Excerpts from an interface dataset
=== Section Start ===

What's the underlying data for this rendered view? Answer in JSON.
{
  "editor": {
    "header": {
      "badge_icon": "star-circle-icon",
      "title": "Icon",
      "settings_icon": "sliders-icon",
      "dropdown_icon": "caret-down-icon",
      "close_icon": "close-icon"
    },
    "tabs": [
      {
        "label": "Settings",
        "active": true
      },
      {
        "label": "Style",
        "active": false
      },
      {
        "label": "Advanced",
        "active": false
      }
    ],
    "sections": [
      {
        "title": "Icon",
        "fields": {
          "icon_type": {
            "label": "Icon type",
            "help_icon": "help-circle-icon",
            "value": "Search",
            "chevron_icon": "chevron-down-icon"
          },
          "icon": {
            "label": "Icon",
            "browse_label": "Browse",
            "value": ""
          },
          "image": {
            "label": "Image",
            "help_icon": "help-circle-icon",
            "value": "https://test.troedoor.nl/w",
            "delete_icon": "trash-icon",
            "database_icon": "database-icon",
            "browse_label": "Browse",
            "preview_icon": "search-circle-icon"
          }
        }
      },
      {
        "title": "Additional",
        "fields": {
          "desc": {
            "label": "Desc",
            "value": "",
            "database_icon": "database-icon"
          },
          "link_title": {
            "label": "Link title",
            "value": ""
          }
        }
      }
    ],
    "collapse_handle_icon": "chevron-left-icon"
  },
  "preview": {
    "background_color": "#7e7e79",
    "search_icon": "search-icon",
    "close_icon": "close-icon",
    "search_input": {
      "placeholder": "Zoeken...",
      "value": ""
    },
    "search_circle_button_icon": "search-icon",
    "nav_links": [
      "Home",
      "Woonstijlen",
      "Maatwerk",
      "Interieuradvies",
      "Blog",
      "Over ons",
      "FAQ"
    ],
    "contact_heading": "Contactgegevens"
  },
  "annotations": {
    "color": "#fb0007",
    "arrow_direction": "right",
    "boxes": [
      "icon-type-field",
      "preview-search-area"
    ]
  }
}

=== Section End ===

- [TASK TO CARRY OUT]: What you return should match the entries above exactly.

- [SOLUTION TO THIS TASK]:
What's the underlying data for this rendered view? Answer in JSON.
{
  "editor": {
    "header": {
      "badge_icon": "star-circle-icon",
      "title": "Icon",
      "settings_icon": "sliders-icon",
      "dropdown_icon": "caret-down-icon",
      "close_icon": "close-icon"
    },
    "tabs": [
      {
        "label": "Settings",
        "active": true
      },
      {
        "label": "Style",
        "active": false
      },
      {
        "label": "Advanced",
        "active": false
      }
    ],
    "sections": [
      {
        "title": "Icon",
        "fields": {
          "icon_type": {
            "label": "Icon type",
            "help_icon": "help-circle-icon",
            "value": "Search",
            "chevron_icon": "chevron-down-icon"
          },
          "icon": {
            "label": "Icon",
            "browse_label": "Browse",
            "value": ""
          },
          "image": {
            "label": "Image",
            "help_icon": "help-circle-icon",
            "value": "https://test.troedoor.nl/w",
            "delete_icon": "trash-icon",
            "database_icon": "database-icon",
            "browse_label": "Browse",
            "preview_icon": "search-circle-icon"
          }
        }
      },
      {
        "title": "Additional",
        "fields": {
          "desc": {
            "label": "Desc",
            "value": "",
            "database_icon": "database-icon"
          },
          "link_title": {
            "label": "Link title",
            "value": ""
          }
        }
      }
    ],
    "collapse_handle_icon": "chevron-left-icon"
  },
  "preview": {
    "background_color": "#7e7e79",
    "search_icon": "search-icon",
    "close_icon": "close-icon",
    "search_input": {
      "placeholder": "Zoeken...",
      "value": ""
    },
    "search_circle_button_icon": "search-icon",
    "nav_links": [
      "Home",
      "Woonstijlen",
      "Maatwerk",
      "Interieuradvies",
      "Blog",
      "Over ons",
      "FAQ"
    ],
    "contact_heading": "Contactgegevens"
  },
  "annotations": {
    "color": "#fb0007",
    "arrow_direction": "right",
    "boxes": [
      "icon-type-field",
      "preview-search-area"
    ]
  }
}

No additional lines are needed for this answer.